Thank you for inviting me to speak here tonight at the Mersey Maritime Industry Awards, celebrating the fantastic achievements across the maritime industry in the Liverpool City region.
I’ve had a very informative visit here in the Liverpool City region today. It was here 300 years ago that the world’s first enclosed commercial wet dock opened in Liverpool. Its design meant that for the first time in history, ships could load and unload whatever the state of the tide. So where better for me to start my day today than at the Port of Liverpool to visit Liverpool 2….
A place well known for its history of innovation.
Liverpool has long been established as the country’s primary centre for transatlantic movement of goods. The opportunities there continue to develop as US ports and the Panamá Canal itself increase their own capacity for larger box ships.
And I know the ambition is strong also to attract ships from Asia and elsewhere, taking advantage of proximity to north-west markets and distribution centres.

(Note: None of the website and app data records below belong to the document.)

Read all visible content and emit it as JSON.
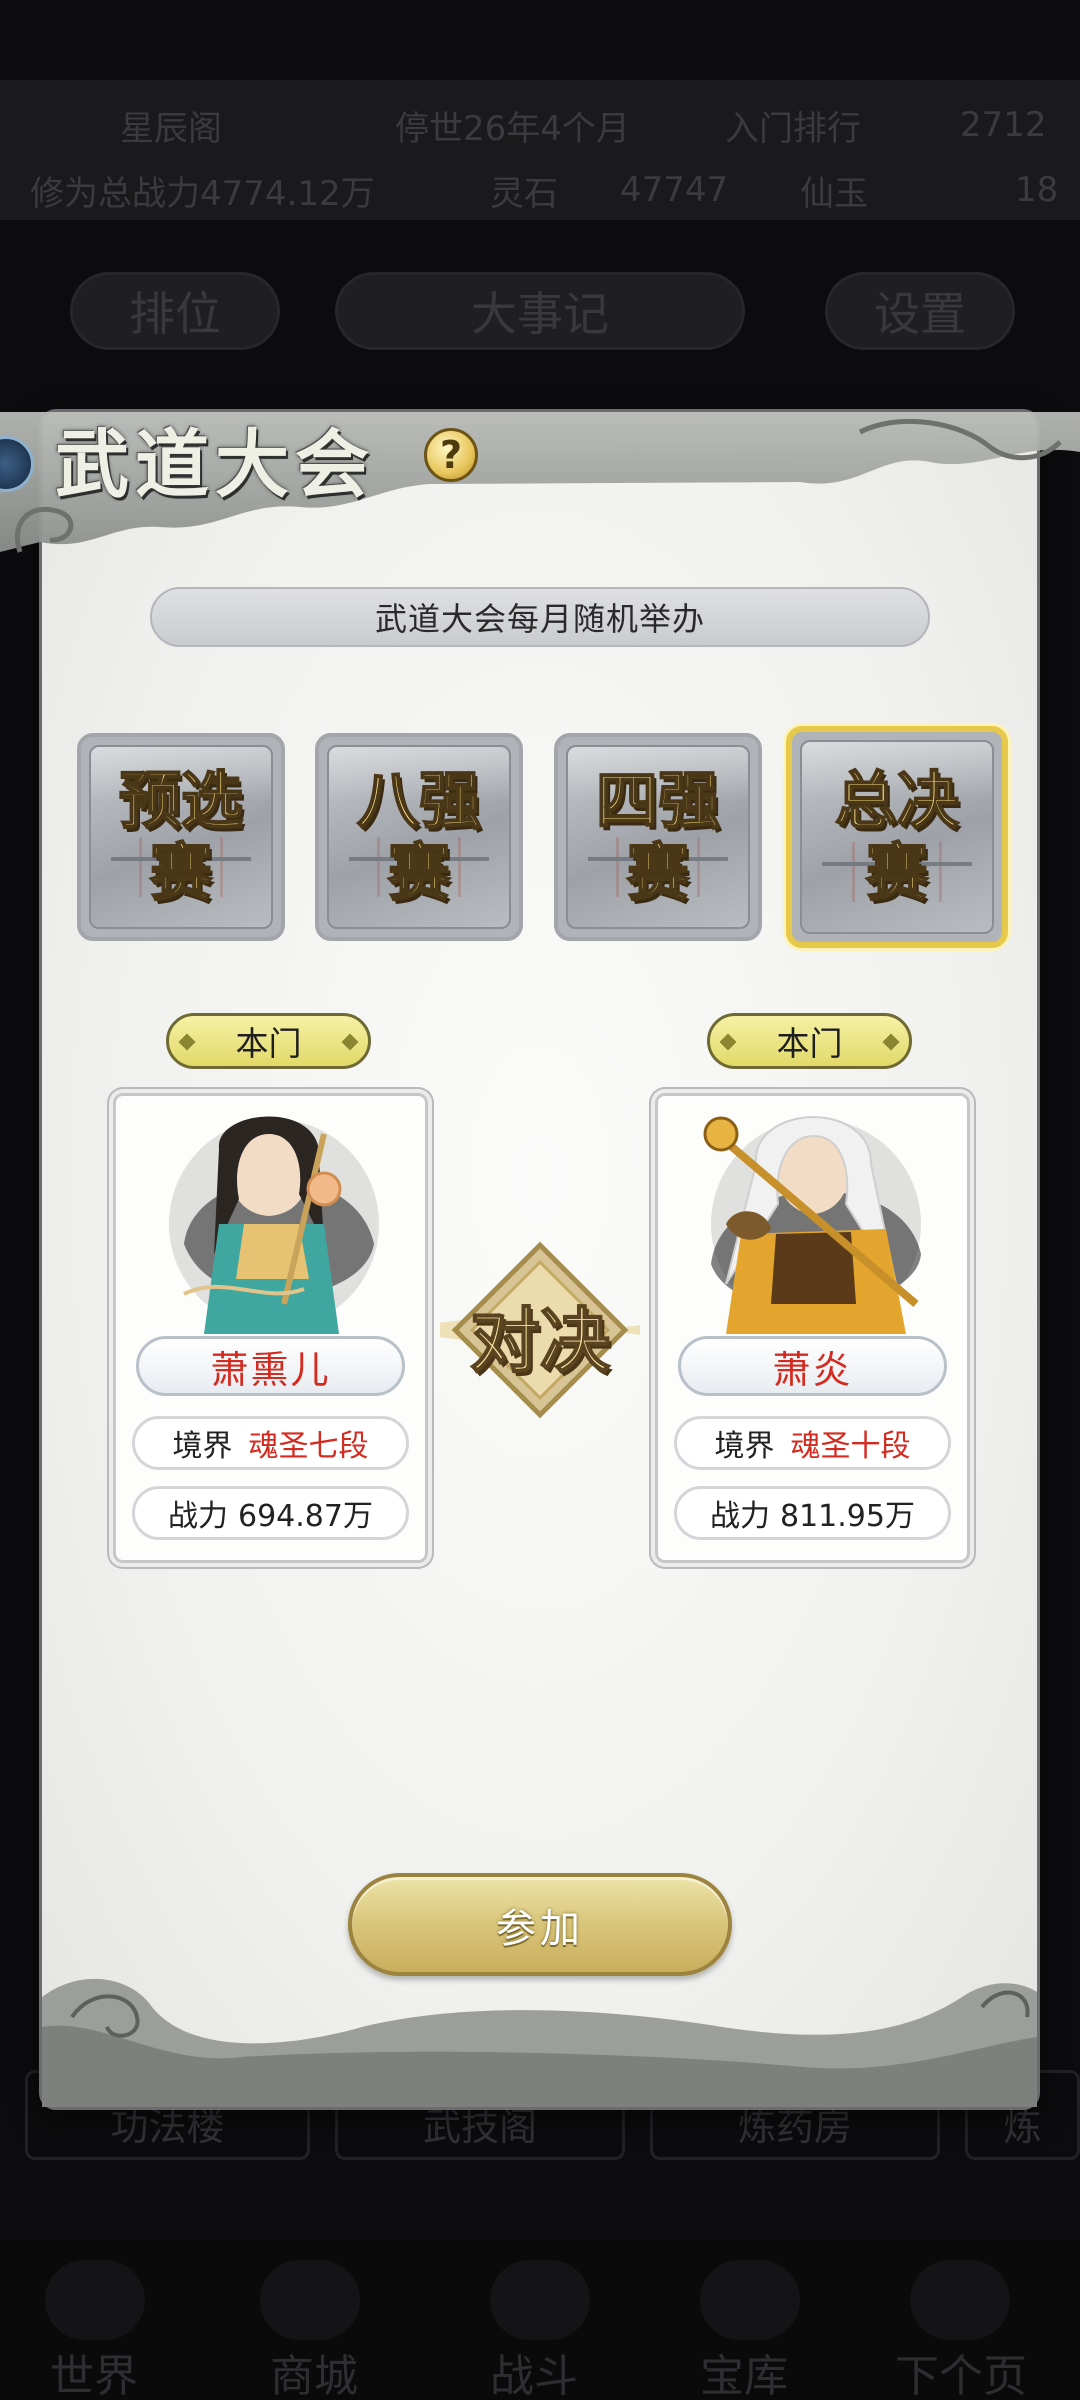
{
  "background": {
    "row1": [
      "星辰阁",
      "停世26年4个月",
      "入门排行",
      "2712"
    ],
    "row2": [
      "修为总战力4774.12万",
      "灵石",
      "47747",
      "仙玉",
      "18"
    ],
    "pill_left": "排位",
    "pill_center": "大事记",
    "pill_right": "设置",
    "bottom_menu": [
      "功法楼",
      "武技阁",
      "炼药房",
      "炼"
    ],
    "nav": [
      "世界",
      "商城",
      "战斗",
      "宝库",
      "下个页"
    ]
  },
  "panel": {
    "title": "武道大会",
    "help_label": "?",
    "notice": "武道大会每月随机举办",
    "stages": [
      {
        "label": "预选赛",
        "active": false
      },
      {
        "label": "八强赛",
        "active": false
      },
      {
        "label": "四强赛",
        "active": false
      },
      {
        "label": "总决赛",
        "active": true
      }
    ],
    "versus_label": "对决",
    "fighters": [
      {
        "team": "本门",
        "name": "萧熏儿",
        "realm_label": "境界",
        "realm_value": "魂圣七段",
        "power_label": "战力",
        "power_value": "694.87万"
      },
      {
        "team": "本门",
        "name": "萧炎",
        "realm_label": "境界",
        "realm_value": "魂圣十段",
        "power_label": "战力",
        "power_value": "811.95万"
      }
    ],
    "join_button": "参加"
  },
  "colors": {
    "accent_gold": "#e6c84a",
    "name_red": "#d42b20",
    "panel_bg": "#f1f1ef"
  }
}
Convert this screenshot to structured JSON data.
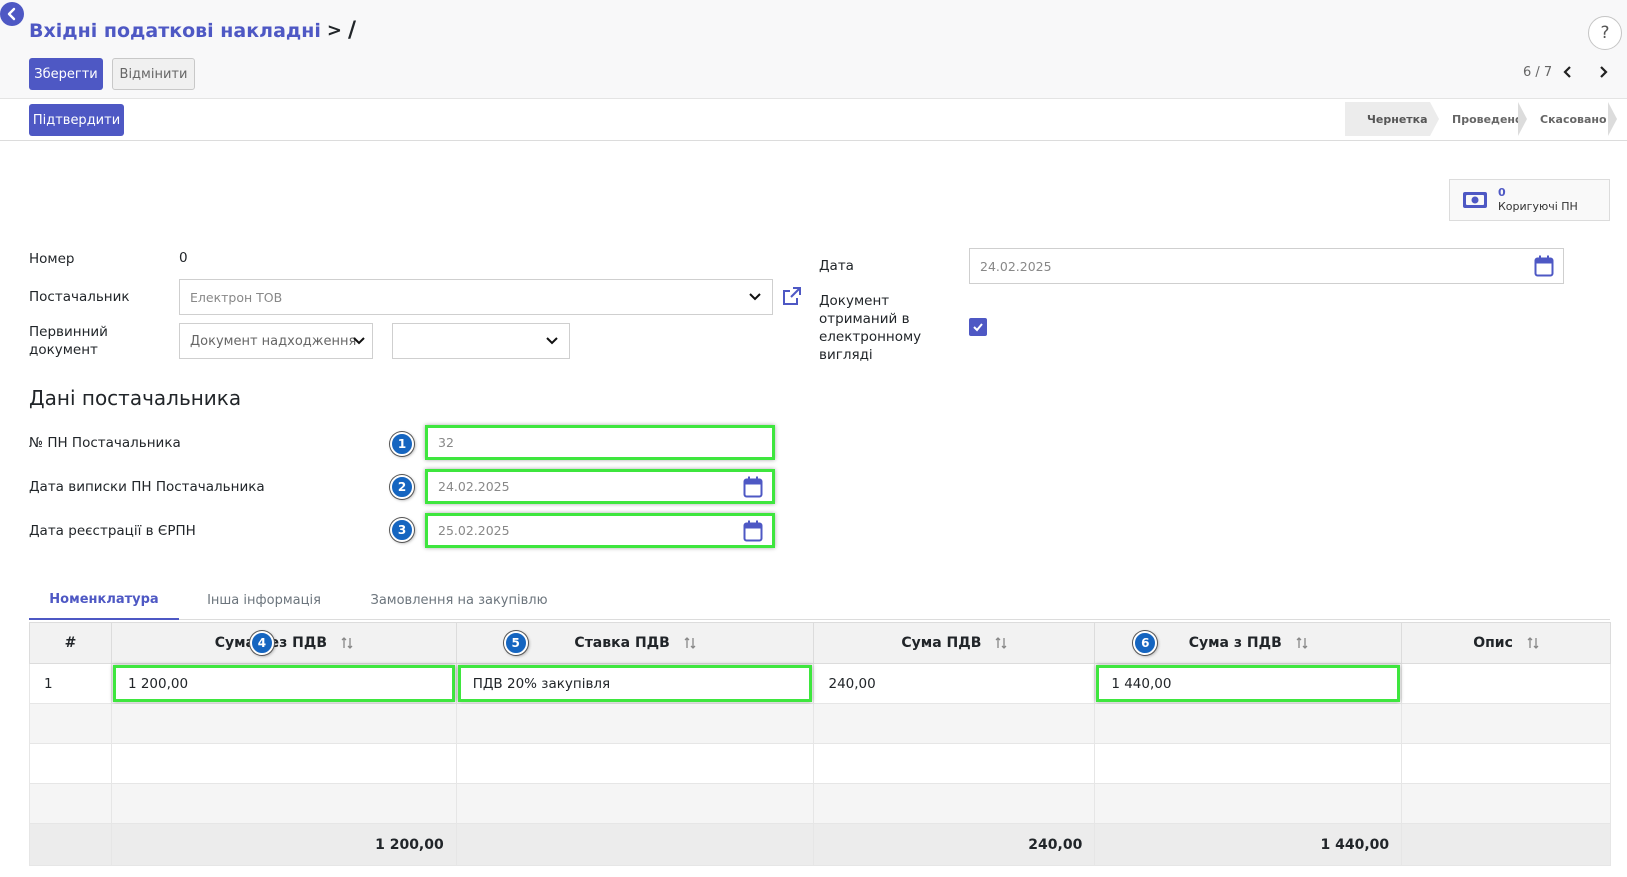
{
  "header": {
    "breadcrumb_parent": "Вхідні податкові накладні",
    "breadcrumb_separator": ">",
    "breadcrumb_current": "/",
    "help_label": "?"
  },
  "toolbar": {
    "save_label": "Зберегти",
    "discard_label": "Відмінити",
    "pager": "6 / 7",
    "confirm_label": "Підтвердити"
  },
  "status": {
    "stages": [
      "Чернетка",
      "Проведено",
      "Скасовано"
    ],
    "active_stage": "Чернетка"
  },
  "smart_button": {
    "count": "0",
    "label": "Коригуючі ПН"
  },
  "form": {
    "number_label": "Номер",
    "number_value": "0",
    "supplier_label": "Постачальник",
    "supplier_value": "Електрон ТОВ",
    "primary_doc_label": "Первинний документ",
    "primary_doc_type": "Документ надходження",
    "primary_doc_value": "",
    "date_label": "Дата",
    "date_value": "24.02.2025",
    "electronic_label": "Документ отриманий в електронному вигляді",
    "electronic_checked": true
  },
  "supplier_section": {
    "title": "Дані постачальника",
    "tax_invoice_no_label": "№ ПН Постачальника",
    "tax_invoice_no_value": "32",
    "issue_date_label": "Дата виписки ПН Постачальника",
    "issue_date_value": "24.02.2025",
    "registration_date_label": "Дата реєстрації в ЄРПН",
    "registration_date_value": "25.02.2025"
  },
  "badges": [
    "1",
    "2",
    "3",
    "4",
    "5",
    "6"
  ],
  "tabs": [
    {
      "label": "Номенклатура",
      "active": true
    },
    {
      "label": "Інша інформація",
      "active": false
    },
    {
      "label": "Замовлення на закупівлю",
      "active": false
    }
  ],
  "table": {
    "columns": [
      "#",
      "Сума без ПДВ",
      "Ставка ПДВ",
      "Сума ПДВ",
      "Сума з ПДВ",
      "Опис"
    ],
    "rows": [
      {
        "num": "1",
        "amount_no_vat": "1 200,00",
        "vat_rate": "ПДВ 20% закупівля",
        "vat_amount": "240,00",
        "amount_with_vat": "1 440,00",
        "description": ""
      }
    ],
    "totals": {
      "amount_no_vat": "1 200,00",
      "vat_amount": "240,00",
      "amount_with_vat": "1 440,00"
    }
  },
  "colors": {
    "accent": "#4e58c4",
    "highlight": "#3ee63e",
    "badge": "#1565c0"
  }
}
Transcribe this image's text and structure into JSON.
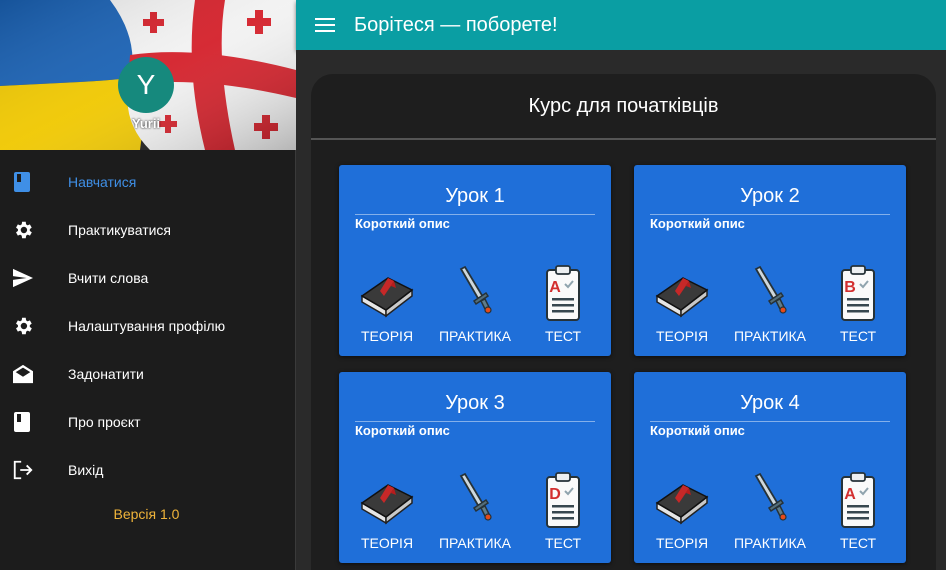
{
  "user": {
    "initial": "Y",
    "name": "Yurii"
  },
  "nav": [
    {
      "label": "Навчатися",
      "icon": "book-icon",
      "active": true
    },
    {
      "label": "Практикуватися",
      "icon": "gear-icon"
    },
    {
      "label": "Вчити слова",
      "icon": "send-icon"
    },
    {
      "label": "Налаштування профілю",
      "icon": "gear-icon"
    },
    {
      "label": "Задонатити",
      "icon": "envelope-icon"
    },
    {
      "label": "Про проєкт",
      "icon": "book-icon"
    },
    {
      "label": "Вихід",
      "icon": "logout-icon"
    }
  ],
  "version": "Версія 1.0",
  "header": {
    "title": "Борітеся — поборете!"
  },
  "course": {
    "title": "Курс для початківців"
  },
  "lessons": [
    {
      "title": "Урок 1",
      "description": "Короткий опис",
      "test_grade": "A",
      "actions": [
        "ТЕОРІЯ",
        "ПРАКТИКА",
        "ТЕСТ"
      ]
    },
    {
      "title": "Урок 2",
      "description": "Короткий опис",
      "test_grade": "B",
      "actions": [
        "ТЕОРІЯ",
        "ПРАКТИКА",
        "ТЕСТ"
      ]
    },
    {
      "title": "Урок 3",
      "description": "Короткий опис",
      "test_grade": "D",
      "actions": [
        "ТЕОРІЯ",
        "ПРАКТИКА",
        "ТЕСТ"
      ]
    },
    {
      "title": "Урок 4",
      "description": "Короткий опис",
      "test_grade": "A",
      "actions": [
        "ТЕОРІЯ",
        "ПРАКТИКА",
        "ТЕСТ"
      ]
    }
  ],
  "colors": {
    "topbar": "#0a9ea3",
    "card": "#1f6fd9",
    "active_nav": "#3f8fe6",
    "version": "#f0b43a",
    "avatar": "#16897d"
  }
}
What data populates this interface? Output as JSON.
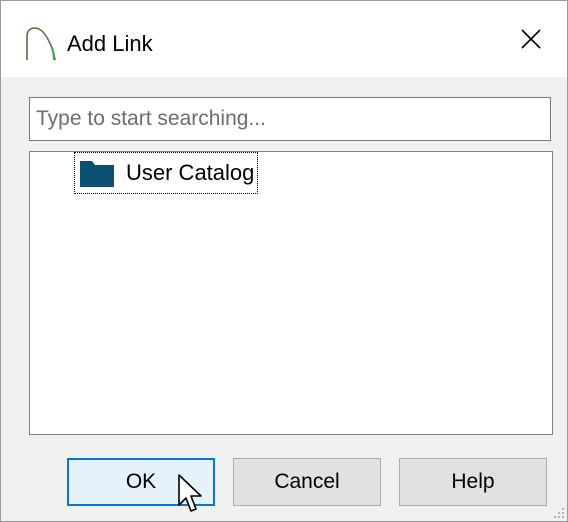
{
  "window": {
    "title": "Add Link"
  },
  "search": {
    "placeholder": "Type to start searching...",
    "value": ""
  },
  "tree": {
    "items": [
      {
        "label": "User Catalog",
        "icon": "folder-icon",
        "selected": true
      }
    ]
  },
  "buttons": {
    "ok_label": "OK",
    "cancel_label": "Cancel",
    "help_label": "Help"
  },
  "colors": {
    "folder": "#0d4f73",
    "accent": "#0078d7",
    "app_icon": "#7a6a4a"
  }
}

We’re seeing some last minute delays, but this will be a facility well worth the wait and complementing other post-Panamax developments, meaning the UK is superbly placed to facilitate growth in trade with all our international partners.
That in turn feeds into the Northern Powerhouse, and work is well underway on a freight and logistics strategy for the north. We have worked with Transport for the North to make sure that freight through ports such as Liverpool has the prominent billing it needs, despite the understandably strong focus on passenger transport.
I was most excited to see the progress being made at the Maritime Knowledge Hub today. It creates great potential for the growth of the UK’s maritime skills base.
With sea trade expected to grow significantly, the need for a highly skilled workforce has never been greater.
The Hub is a new addition to the UK’s maritime training institutions providing world-class research and respected qualifications.
Next week is National Apprenticeships Week and the maritime sector is leading the way in shaping the future of apprenticeships through the maritime trailblazer.
It is critically important that the maritime industry continues to attract and train the next generation of seafarers and mariners in order to sustain its future. That is why government continues to play its part by investing in the training of UK officers and ratings through our £15 million Support for Maritime Training (SMarT) fund.
Our commitment to maritime is shown through our acceptance of all the recommendations made to government coming out of the Maritime growth study last year.
They won’t necessarily be easy to implement. But of course this a partnership. We have to work closely together – government and industry. And together we will see results.
We have already set up a Ministerial Working Group and have taken action so that the Maritime and Coastguard Agency have appointed a commercial director to lead the shipping register and deliver improvements in service.
Things are already moving in the right direction.
The growth study highlighted the size and diversity of the UK’s maritime sector – ports, shipping, business services, training, research, engineering and manufacturing.
The UK has a cluster of maritime industries of global significance and we must consider this interconnected network of businesses as whole.
By ensuring that we, in government, take a strategic approach to all parts of the maritime sector.
And by encouraging greater communication, coordination and cooperative between the many elements of our maritime cluster.
We all understand the importance of trade. Free trade creates jobs; protectionism (although billed as protecting jobs) ultimately destroys them. Free trade operates best with effective and efficient logistics – this is where you guys come in.
I believe the objective of free trade are best served with the UK being part of a reformed EU.
Only, for example, as part of the EU can we land the TTIP deal with the US that would boost transatlantic trade volumes.
We can build on the UK’s strengths, generate sustained growth and compete internationally.